§ **Problem statement**: Return all lines from the listing below that include the word "info".

BEGIN

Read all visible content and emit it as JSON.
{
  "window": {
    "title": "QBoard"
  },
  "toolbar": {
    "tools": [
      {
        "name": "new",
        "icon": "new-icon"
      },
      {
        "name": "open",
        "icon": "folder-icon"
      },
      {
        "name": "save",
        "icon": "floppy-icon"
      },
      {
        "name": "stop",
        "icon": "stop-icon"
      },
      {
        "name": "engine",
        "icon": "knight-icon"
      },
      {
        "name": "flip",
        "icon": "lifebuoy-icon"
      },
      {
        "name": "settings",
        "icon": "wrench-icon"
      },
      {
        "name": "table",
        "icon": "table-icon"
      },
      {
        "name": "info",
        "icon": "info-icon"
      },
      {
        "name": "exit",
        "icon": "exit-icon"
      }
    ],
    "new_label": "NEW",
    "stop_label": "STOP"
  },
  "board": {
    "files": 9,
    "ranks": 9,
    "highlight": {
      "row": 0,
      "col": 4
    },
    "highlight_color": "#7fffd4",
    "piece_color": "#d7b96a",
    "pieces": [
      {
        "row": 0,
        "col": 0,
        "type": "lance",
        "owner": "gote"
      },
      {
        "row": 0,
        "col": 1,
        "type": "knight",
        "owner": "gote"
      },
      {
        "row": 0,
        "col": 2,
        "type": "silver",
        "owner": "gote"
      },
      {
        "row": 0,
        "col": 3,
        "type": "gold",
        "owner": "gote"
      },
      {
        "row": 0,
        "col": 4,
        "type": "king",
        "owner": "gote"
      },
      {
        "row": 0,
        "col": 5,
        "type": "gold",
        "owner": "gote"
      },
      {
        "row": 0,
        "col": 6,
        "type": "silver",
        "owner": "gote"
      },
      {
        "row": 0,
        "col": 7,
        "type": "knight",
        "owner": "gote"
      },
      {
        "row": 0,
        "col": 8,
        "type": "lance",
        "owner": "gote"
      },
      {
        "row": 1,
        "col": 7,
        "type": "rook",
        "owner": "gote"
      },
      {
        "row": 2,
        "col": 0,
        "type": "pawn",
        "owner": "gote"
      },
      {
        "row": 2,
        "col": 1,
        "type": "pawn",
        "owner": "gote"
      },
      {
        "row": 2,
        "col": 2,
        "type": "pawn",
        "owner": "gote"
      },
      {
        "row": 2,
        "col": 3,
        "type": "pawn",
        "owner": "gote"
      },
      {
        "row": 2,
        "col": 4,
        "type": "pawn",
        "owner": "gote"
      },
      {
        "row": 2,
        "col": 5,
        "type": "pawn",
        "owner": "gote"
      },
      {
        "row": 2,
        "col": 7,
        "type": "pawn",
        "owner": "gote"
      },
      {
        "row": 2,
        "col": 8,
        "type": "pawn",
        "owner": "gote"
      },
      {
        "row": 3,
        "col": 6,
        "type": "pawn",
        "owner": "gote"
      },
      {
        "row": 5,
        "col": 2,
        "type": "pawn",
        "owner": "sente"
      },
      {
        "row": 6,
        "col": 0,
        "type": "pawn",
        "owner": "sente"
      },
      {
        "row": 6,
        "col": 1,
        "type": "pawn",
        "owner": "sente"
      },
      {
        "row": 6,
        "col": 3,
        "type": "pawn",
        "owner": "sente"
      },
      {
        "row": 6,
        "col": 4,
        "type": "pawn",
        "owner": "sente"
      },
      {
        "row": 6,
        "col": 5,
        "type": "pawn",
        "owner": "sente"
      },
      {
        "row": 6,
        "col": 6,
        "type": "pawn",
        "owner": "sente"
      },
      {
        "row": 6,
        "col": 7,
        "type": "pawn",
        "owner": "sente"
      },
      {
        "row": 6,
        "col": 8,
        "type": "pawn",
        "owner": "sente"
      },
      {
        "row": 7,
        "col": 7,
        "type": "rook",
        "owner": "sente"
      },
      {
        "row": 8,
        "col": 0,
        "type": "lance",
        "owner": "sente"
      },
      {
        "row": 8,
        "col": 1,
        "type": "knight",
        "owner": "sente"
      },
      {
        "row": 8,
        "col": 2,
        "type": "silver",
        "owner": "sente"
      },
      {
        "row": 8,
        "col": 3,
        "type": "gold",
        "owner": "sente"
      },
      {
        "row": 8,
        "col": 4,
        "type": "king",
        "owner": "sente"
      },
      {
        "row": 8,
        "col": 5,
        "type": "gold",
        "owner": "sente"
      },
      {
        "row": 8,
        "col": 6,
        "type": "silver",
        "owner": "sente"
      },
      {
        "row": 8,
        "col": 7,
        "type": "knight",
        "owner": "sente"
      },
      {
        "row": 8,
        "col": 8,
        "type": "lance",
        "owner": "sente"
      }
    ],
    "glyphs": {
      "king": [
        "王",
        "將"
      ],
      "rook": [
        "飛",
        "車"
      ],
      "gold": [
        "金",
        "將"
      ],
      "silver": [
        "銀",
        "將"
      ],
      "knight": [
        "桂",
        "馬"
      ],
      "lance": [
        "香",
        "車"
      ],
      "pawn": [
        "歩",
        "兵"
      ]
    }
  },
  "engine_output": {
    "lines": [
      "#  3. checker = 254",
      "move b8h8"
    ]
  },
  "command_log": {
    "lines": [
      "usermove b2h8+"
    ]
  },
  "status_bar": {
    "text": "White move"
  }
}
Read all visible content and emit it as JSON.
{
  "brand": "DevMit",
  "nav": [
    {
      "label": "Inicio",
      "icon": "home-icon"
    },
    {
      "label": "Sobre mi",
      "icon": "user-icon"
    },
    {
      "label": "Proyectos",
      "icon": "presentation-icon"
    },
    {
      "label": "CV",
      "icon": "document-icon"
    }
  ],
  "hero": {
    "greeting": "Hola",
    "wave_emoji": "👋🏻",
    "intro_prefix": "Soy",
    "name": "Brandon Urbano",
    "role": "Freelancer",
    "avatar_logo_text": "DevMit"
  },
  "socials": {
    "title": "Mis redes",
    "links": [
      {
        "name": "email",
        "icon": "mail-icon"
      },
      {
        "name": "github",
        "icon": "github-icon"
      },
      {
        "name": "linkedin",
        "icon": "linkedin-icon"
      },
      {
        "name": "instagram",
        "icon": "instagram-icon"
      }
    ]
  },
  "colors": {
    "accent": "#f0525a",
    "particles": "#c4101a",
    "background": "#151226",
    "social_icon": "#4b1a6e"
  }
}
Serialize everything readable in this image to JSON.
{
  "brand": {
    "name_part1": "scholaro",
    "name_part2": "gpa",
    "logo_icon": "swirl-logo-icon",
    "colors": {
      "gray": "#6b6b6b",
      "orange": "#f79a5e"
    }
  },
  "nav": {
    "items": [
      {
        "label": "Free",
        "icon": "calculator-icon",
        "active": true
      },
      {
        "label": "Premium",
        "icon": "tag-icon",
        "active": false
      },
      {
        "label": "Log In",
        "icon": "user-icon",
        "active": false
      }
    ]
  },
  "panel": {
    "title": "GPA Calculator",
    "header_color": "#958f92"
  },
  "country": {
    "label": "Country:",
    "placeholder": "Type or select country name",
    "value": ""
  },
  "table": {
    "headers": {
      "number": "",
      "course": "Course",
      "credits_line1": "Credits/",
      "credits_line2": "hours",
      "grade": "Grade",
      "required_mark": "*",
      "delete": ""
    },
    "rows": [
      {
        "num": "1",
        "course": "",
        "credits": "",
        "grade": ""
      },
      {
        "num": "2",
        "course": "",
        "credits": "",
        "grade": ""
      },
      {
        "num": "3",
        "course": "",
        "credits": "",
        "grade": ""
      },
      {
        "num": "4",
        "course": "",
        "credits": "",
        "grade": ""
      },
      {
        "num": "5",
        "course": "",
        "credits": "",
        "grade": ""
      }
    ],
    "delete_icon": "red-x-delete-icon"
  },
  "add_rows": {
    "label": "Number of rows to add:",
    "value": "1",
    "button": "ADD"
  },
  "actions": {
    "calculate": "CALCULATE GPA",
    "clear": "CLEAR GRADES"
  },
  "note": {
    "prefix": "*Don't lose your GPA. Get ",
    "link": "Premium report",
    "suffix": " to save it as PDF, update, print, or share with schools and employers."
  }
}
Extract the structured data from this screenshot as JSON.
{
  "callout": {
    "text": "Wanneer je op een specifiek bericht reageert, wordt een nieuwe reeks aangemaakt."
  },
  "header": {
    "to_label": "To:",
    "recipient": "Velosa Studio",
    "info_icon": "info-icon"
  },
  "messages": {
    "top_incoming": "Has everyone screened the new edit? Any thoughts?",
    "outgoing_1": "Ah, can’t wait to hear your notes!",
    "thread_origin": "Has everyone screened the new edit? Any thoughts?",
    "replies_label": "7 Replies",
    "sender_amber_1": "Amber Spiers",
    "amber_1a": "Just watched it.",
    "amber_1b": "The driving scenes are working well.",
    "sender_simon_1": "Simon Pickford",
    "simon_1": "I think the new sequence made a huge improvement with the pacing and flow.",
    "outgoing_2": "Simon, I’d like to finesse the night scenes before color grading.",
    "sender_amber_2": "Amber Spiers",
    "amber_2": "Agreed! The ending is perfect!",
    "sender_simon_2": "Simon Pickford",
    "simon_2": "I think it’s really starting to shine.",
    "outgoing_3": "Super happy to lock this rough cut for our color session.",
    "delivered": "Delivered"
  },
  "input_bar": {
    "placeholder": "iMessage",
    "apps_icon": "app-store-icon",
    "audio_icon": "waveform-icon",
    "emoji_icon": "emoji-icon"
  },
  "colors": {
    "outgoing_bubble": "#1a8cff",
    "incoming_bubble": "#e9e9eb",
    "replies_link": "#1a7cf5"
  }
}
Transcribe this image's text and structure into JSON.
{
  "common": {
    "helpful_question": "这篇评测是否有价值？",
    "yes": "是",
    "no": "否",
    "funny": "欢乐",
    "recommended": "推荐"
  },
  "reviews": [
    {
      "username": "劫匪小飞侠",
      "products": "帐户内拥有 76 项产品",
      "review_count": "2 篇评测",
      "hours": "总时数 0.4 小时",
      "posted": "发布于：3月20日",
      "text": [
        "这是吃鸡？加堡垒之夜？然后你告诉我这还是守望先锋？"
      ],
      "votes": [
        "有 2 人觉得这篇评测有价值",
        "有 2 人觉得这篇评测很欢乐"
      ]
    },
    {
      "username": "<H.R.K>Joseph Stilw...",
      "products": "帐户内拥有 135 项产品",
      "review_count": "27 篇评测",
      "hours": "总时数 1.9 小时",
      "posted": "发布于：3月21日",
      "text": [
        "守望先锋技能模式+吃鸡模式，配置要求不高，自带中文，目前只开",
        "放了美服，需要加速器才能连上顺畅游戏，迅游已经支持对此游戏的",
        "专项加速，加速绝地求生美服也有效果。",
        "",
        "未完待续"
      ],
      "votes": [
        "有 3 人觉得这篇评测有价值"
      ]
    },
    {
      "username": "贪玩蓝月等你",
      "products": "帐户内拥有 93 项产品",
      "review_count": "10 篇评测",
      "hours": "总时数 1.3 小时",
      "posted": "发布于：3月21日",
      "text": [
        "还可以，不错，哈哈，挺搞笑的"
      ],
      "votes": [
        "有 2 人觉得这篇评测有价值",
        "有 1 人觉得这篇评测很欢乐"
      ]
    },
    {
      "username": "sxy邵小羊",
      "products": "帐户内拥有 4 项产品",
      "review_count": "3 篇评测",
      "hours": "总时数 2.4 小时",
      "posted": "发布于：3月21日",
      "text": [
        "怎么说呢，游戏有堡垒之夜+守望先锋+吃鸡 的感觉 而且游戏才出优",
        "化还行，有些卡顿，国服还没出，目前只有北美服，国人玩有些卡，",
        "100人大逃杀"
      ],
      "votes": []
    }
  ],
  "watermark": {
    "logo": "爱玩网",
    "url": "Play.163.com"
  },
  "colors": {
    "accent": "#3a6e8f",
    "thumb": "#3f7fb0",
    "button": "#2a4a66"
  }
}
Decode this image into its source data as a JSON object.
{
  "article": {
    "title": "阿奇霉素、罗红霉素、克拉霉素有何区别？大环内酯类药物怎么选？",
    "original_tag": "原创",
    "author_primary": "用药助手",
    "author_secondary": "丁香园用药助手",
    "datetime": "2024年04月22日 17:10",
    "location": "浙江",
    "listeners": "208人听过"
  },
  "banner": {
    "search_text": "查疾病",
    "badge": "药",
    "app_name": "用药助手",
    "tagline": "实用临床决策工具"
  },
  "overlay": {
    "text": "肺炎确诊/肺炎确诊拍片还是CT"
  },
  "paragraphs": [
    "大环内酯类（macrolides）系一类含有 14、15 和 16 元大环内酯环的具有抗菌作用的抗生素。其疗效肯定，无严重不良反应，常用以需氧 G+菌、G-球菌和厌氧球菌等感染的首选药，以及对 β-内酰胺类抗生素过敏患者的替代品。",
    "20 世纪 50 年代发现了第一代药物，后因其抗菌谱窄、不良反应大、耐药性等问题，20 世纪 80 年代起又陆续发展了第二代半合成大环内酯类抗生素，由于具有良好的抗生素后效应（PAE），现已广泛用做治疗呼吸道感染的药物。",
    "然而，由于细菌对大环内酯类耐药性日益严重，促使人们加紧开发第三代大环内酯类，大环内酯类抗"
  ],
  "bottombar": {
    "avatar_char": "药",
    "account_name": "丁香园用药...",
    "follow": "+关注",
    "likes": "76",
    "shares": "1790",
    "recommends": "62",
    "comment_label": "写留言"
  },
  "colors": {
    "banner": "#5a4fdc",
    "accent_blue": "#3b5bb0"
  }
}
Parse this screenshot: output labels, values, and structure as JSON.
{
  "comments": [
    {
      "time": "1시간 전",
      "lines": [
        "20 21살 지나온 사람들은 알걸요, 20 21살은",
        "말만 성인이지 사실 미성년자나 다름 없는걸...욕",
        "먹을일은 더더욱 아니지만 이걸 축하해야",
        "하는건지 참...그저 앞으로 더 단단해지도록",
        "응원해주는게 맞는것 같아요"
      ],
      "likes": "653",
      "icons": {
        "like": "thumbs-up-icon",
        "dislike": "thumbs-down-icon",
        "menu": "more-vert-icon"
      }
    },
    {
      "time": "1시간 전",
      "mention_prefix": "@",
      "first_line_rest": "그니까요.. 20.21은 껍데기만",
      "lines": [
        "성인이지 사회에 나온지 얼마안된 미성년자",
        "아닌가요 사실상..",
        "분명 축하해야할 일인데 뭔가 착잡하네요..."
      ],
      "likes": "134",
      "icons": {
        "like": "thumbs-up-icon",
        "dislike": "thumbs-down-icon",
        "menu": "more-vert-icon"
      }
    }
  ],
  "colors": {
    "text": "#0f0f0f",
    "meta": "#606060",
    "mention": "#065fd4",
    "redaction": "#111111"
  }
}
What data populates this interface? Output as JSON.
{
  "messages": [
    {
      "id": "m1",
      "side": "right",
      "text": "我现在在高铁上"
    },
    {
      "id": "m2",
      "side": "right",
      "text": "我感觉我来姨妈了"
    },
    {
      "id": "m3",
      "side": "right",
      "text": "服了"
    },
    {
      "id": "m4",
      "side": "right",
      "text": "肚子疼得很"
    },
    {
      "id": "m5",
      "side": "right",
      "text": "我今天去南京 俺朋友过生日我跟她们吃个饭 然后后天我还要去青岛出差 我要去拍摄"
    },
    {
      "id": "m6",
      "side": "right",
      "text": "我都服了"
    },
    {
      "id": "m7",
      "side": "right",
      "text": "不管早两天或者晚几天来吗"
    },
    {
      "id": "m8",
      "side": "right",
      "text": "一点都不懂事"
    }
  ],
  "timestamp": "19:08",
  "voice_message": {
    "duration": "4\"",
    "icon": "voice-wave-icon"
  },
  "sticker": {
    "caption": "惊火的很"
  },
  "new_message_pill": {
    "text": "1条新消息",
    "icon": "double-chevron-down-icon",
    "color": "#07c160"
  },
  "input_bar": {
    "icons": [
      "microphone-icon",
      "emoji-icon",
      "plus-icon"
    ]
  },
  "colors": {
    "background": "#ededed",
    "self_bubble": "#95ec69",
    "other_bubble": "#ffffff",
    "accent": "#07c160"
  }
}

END

§ **Problem solution**:
        "name": "info",
        "icon": "info-icon"
    "info_icon": "info-icon"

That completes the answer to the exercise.